[Data section]

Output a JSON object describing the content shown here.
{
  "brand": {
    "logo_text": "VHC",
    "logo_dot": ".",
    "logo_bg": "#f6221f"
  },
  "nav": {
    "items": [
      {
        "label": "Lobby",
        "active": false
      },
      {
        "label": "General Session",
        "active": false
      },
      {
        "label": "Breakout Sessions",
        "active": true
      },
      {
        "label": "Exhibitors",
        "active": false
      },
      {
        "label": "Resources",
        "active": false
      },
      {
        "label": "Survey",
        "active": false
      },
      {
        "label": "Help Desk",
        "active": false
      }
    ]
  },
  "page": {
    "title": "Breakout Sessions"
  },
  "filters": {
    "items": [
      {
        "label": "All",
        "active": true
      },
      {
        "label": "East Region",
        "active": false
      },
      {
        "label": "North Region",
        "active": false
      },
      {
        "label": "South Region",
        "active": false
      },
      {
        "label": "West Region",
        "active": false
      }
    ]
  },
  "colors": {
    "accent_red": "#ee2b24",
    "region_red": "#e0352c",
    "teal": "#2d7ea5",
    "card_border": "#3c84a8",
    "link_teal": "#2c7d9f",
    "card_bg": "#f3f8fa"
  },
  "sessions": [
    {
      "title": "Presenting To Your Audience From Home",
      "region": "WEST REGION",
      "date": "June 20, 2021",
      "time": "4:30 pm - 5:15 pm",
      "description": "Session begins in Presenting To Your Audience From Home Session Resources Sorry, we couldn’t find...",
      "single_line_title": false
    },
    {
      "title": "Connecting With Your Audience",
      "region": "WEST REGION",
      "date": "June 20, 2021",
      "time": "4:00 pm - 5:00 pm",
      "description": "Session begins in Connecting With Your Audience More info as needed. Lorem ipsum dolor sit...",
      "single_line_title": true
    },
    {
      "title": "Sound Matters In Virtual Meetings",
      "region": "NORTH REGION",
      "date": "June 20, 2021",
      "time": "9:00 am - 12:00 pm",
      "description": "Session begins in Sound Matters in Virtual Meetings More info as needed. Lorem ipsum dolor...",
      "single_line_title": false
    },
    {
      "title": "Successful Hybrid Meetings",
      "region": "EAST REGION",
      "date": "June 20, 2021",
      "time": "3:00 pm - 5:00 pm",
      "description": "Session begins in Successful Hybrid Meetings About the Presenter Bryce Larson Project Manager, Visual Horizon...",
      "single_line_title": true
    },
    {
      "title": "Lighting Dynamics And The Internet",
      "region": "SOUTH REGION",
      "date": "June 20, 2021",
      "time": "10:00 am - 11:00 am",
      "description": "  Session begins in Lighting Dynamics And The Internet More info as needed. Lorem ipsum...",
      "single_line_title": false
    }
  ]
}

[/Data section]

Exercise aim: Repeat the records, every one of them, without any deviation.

Written solution:
Output a JSON object describing the content shown here.
{
  "brand": {
    "logo_text": "VHC",
    "logo_dot": ".",
    "logo_bg": "#f6221f"
  },
  "nav": {
    "items": [
      {
        "label": "Lobby",
        "active": false
      },
      {
        "label": "General Session",
        "active": false
      },
      {
        "label": "Breakout Sessions",
        "active": true
      },
      {
        "label": "Exhibitors",
        "active": false
      },
      {
        "label": "Resources",
        "active": false
      },
      {
        "label": "Survey",
        "active": false
      },
      {
        "label": "Help Desk",
        "active": false
      }
    ]
  },
  "page": {
    "title": "Breakout Sessions"
  },
  "filters": {
    "items": [
      {
        "label": "All",
        "active": true
      },
      {
        "label": "East Region",
        "active": false
      },
      {
        "label": "North Region",
        "active": false
      },
      {
        "label": "South Region",
        "active": false
      },
      {
        "label": "West Region",
        "active": false
      }
    ]
  },
  "colors": {
    "accent_red": "#ee2b24",
    "region_red": "#e0352c",
    "teal": "#2d7ea5",
    "card_border": "#3c84a8",
    "link_teal": "#2c7d9f",
    "card_bg": "#f3f8fa"
  },
  "sessions": [
    {
      "title": "Presenting To Your Audience From Home",
      "region": "WEST REGION",
      "date": "June 20, 2021",
      "time": "4:30 pm - 5:15 pm",
      "description": "Session begins in Presenting To Your Audience From Home Session Resources Sorry, we couldn’t find...",
      "single_line_title": false
    },
    {
      "title": "Connecting With Your Audience",
      "region": "WEST REGION",
      "date": "June 20, 2021",
      "time": "4:00 pm - 5:00 pm",
      "description": "Session begins in Connecting With Your Audience More info as needed. Lorem ipsum dolor sit...",
      "single_line_title": true
    },
    {
      "title": "Sound Matters In Virtual Meetings",
      "region": "NORTH REGION",
      "date": "June 20, 2021",
      "time": "9:00 am - 12:00 pm",
      "description": "Session begins in Sound Matters in Virtual Meetings More info as needed. Lorem ipsum dolor...",
      "single_line_title": false
    },
    {
      "title": "Successful Hybrid Meetings",
      "region": "EAST REGION",
      "date": "June 20, 2021",
      "time": "3:00 pm - 5:00 pm",
      "description": "Session begins in Successful Hybrid Meetings About the Presenter Bryce Larson Project Manager, Visual Horizon...",
      "single_line_title": true
    },
    {
      "title": "Lighting Dynamics And The Internet",
      "region": "SOUTH REGION",
      "date": "June 20, 2021",
      "time": "10:00 am - 11:00 am",
      "description": "  Session begins in Lighting Dynamics And The Internet More info as needed. Lorem ipsum...",
      "single_line_title": false
    }
  ]
}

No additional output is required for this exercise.